Task details >> Reproduce the records below exactly as shown.

Available data >>
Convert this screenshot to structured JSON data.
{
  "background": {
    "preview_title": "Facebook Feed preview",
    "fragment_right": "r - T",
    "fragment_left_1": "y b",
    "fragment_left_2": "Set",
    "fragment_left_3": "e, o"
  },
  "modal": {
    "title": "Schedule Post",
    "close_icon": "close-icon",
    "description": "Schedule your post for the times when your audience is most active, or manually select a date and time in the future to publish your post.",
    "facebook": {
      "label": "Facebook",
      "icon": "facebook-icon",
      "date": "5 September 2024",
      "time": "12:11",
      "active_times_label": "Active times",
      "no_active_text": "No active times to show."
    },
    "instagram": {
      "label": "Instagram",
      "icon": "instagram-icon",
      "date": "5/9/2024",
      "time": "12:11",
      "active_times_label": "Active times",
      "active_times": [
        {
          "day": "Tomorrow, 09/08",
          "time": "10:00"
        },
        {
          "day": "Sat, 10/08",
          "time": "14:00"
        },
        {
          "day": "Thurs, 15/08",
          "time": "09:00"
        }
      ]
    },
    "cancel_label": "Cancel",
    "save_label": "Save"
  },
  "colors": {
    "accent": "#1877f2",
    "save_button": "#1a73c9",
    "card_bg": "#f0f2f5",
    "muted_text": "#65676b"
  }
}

The completed task >>
Convert this screenshot to structured JSON data.
{
  "background": {
    "preview_title": "Facebook Feed preview",
    "fragment_right": "r - T",
    "fragment_left_1": "y b",
    "fragment_left_2": "Set",
    "fragment_left_3": "e, o"
  },
  "modal": {
    "title": "Schedule Post",
    "close_icon": "close-icon",
    "description": "Schedule your post for the times when your audience is most active, or manually select a date and time in the future to publish your post.",
    "facebook": {
      "label": "Facebook",
      "icon": "facebook-icon",
      "date": "5 September 2024",
      "time": "12:11",
      "active_times_label": "Active times",
      "no_active_text": "No active times to show."
    },
    "instagram": {
      "label": "Instagram",
      "icon": "instagram-icon",
      "date": "5/9/2024",
      "time": "12:11",
      "active_times_label": "Active times",
      "active_times": [
        {
          "day": "Tomorrow, 09/08",
          "time": "10:00"
        },
        {
          "day": "Sat, 10/08",
          "time": "14:00"
        },
        {
          "day": "Thurs, 15/08",
          "time": "09:00"
        }
      ]
    },
    "cancel_label": "Cancel",
    "save_label": "Save"
  },
  "colors": {
    "accent": "#1877f2",
    "save_button": "#1a73c9",
    "card_bg": "#f0f2f5",
    "muted_text": "#65676b"
  }
}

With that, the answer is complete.